A Hairy Conundrum

ROSIE ROBSON gets to grips with some hairy issues.


Do women wax for men or for themselves? Seeing Russian supermodel Irina Shayk strutting on the dance floor with a leg full of prickles can’t help but make us question whether being hairless is a prerequisite of female beauty.

Feminists like Aisha Mirza are starting to argue that women who keep themselves hair-free are unwittingly giving in to the demands of a chauvinist society. Even more than that, they’re complicit in bringing about the death of the natural body as the attractive kind of body.

But this wrongly suggests that women desire to be hair-free just because men want them to be that way. The idea of hairlessness as a sign of femininity and attractiveness is not some underground strategy of suppression cooked up by misogynists. It’s completely rational as a mark of beauty when we consider that genders are traditionally defined by their opposition to each other.

We go to a university where people think critically about what they do and why, isn’t it just a little bit patronising to think that all the female students at Cambridge who wax are somehow gullible victims of the patriachy?

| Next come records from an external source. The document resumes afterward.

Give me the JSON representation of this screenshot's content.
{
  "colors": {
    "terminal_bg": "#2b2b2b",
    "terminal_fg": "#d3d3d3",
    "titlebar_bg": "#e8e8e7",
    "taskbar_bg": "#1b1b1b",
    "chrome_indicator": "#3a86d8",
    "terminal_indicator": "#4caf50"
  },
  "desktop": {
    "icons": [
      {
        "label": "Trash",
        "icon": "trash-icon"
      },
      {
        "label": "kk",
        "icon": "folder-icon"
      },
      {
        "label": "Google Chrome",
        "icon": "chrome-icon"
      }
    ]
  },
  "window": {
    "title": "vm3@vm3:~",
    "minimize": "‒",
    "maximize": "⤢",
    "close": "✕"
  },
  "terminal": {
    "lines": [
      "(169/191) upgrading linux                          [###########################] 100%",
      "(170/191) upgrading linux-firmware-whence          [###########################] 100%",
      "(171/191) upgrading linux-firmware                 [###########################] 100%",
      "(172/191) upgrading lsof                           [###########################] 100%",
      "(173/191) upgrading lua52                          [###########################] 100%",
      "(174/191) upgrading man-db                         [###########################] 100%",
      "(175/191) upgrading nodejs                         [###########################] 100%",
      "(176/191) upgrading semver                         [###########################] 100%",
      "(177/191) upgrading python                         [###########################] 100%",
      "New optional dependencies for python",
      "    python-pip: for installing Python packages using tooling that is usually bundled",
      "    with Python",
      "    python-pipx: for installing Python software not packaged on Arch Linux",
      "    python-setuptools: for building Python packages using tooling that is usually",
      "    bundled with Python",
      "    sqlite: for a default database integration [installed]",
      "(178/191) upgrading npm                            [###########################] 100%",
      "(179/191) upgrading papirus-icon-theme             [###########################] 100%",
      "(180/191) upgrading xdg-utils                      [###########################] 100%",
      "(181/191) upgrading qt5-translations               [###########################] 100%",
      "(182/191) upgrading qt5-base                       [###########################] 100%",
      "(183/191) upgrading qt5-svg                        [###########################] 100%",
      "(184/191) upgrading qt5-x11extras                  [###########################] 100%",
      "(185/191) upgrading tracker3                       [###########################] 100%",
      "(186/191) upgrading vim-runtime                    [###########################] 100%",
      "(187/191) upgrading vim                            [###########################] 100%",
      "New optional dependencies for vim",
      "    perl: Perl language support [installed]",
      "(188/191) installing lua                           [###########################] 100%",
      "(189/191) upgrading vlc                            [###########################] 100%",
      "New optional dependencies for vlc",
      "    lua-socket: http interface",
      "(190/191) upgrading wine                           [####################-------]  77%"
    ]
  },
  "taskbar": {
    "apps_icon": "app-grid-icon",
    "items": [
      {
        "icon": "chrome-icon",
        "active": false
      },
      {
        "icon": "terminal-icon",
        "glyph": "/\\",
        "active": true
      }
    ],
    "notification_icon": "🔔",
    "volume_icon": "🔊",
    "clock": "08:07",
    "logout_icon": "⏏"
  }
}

Waxing takes place for various explicable and, crucially, non-sexist reasons. It makes you feel confidently odour free, it make you more accessible for stimulation (female sexual fulfilment being another vital tenet of feminism) and heck, it even stops your sun cream getting stuck in a thicket of hair.

Oh and it has the added benefit of being generally seen as attractive – this does not suddenly make it oppressive! Western society, for both men and women, creates its own beauty ideals and we all in some way conform to these – hence so many men who also undergo the daily shaving ritual.

Which all makes it particularly annoying when women who want to be pubes-and-all complain about the unkind comments their rebellion provokes. They say this denies them the choice to be hairy. Of course we should respect the freedom of people to present themselves as they like, but they can’t expect everyone to like their appearance. Especially when they choose a style which is deliberately unpopular. If women have the desire but not the confidence to defy conventional culture they should simply man up and show a bit of hair.

The problem is, this faux-feminist stunt seems to have some damaging side effects. Firstly it condemns women who do de-hair for wanting to be attractive or, “sexy little fembots”.

It also implies that the majority of women who conform to conventional attractiveness are too stupidly submissive to male ideals to assume their own sense of personal beauty. They fail to actually address whether or not the hairless look is an unhealthy beauty standard for women. It has been pointed out that women spend a lot of wasted time and money on grooming their hair into submission. However, society will always create a standard of beauty and an industry around that.

If being hairy was the fashion of the day there would probably be no end of hair growing products in the aisles. There could even be fashion shows of braided, dyed and dreadlocked leg hair – the mind boggles. I frankly do not think that just because the hairless image is not natural one it should be deemed unhealthy.